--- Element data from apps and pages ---
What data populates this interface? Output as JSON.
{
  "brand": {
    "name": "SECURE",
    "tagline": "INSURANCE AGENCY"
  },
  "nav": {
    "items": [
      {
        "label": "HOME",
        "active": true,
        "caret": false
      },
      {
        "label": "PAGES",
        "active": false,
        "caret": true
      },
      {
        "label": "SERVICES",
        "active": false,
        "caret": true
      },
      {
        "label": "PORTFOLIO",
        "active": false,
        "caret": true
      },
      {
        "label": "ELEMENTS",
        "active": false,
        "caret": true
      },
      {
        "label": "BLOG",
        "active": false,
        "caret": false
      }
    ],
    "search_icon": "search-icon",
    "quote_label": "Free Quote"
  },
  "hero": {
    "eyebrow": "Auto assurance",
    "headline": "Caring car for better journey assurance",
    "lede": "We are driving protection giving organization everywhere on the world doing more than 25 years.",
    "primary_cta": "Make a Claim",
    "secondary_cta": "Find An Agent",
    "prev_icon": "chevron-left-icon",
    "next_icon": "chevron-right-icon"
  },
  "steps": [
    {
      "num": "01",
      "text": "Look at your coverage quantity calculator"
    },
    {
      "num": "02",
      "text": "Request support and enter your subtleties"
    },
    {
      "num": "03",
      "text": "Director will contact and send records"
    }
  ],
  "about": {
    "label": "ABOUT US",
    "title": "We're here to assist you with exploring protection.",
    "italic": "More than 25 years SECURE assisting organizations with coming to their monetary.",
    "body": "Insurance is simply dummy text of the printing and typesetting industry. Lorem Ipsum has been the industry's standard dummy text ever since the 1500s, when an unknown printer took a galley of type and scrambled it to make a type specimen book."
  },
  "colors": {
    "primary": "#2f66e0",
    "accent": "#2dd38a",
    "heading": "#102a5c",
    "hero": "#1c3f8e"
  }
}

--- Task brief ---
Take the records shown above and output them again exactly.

--- Exercise response ---
What data populates this interface? Output as JSON.
{
  "brand": {
    "name": "SECURE",
    "tagline": "INSURANCE AGENCY"
  },
  "nav": {
    "items": [
      {
        "label": "HOME",
        "active": true,
        "caret": false
      },
      {
        "label": "PAGES",
        "active": false,
        "caret": true
      },
      {
        "label": "SERVICES",
        "active": false,
        "caret": true
      },
      {
        "label": "PORTFOLIO",
        "active": false,
        "caret": true
      },
      {
        "label": "ELEMENTS",
        "active": false,
        "caret": true
      },
      {
        "label": "BLOG",
        "active": false,
        "caret": false
      }
    ],
    "search_icon": "search-icon",
    "quote_label": "Free Quote"
  },
  "hero": {
    "eyebrow": "Auto assurance",
    "headline": "Caring car for better journey assurance",
    "lede": "We are driving protection giving organization everywhere on the world doing more than 25 years.",
    "primary_cta": "Make a Claim",
    "secondary_cta": "Find An Agent",
    "prev_icon": "chevron-left-icon",
    "next_icon": "chevron-right-icon"
  },
  "steps": [
    {
      "num": "01",
      "text": "Look at your coverage quantity calculator"
    },
    {
      "num": "02",
      "text": "Request support and enter your subtleties"
    },
    {
      "num": "03",
      "text": "Director will contact and send records"
    }
  ],
  "about": {
    "label": "ABOUT US",
    "title": "We're here to assist you with exploring protection.",
    "italic": "More than 25 years SECURE assisting organizations with coming to their monetary.",
    "body": "Insurance is simply dummy text of the printing and typesetting industry. Lorem Ipsum has been the industry's standard dummy text ever since the 1500s, when an unknown printer took a galley of type and scrambled it to make a type specimen book."
  },
  "colors": {
    "primary": "#2f66e0",
    "accent": "#2dd38a",
    "heading": "#102a5c",
    "hero": "#1c3f8e"
  }
}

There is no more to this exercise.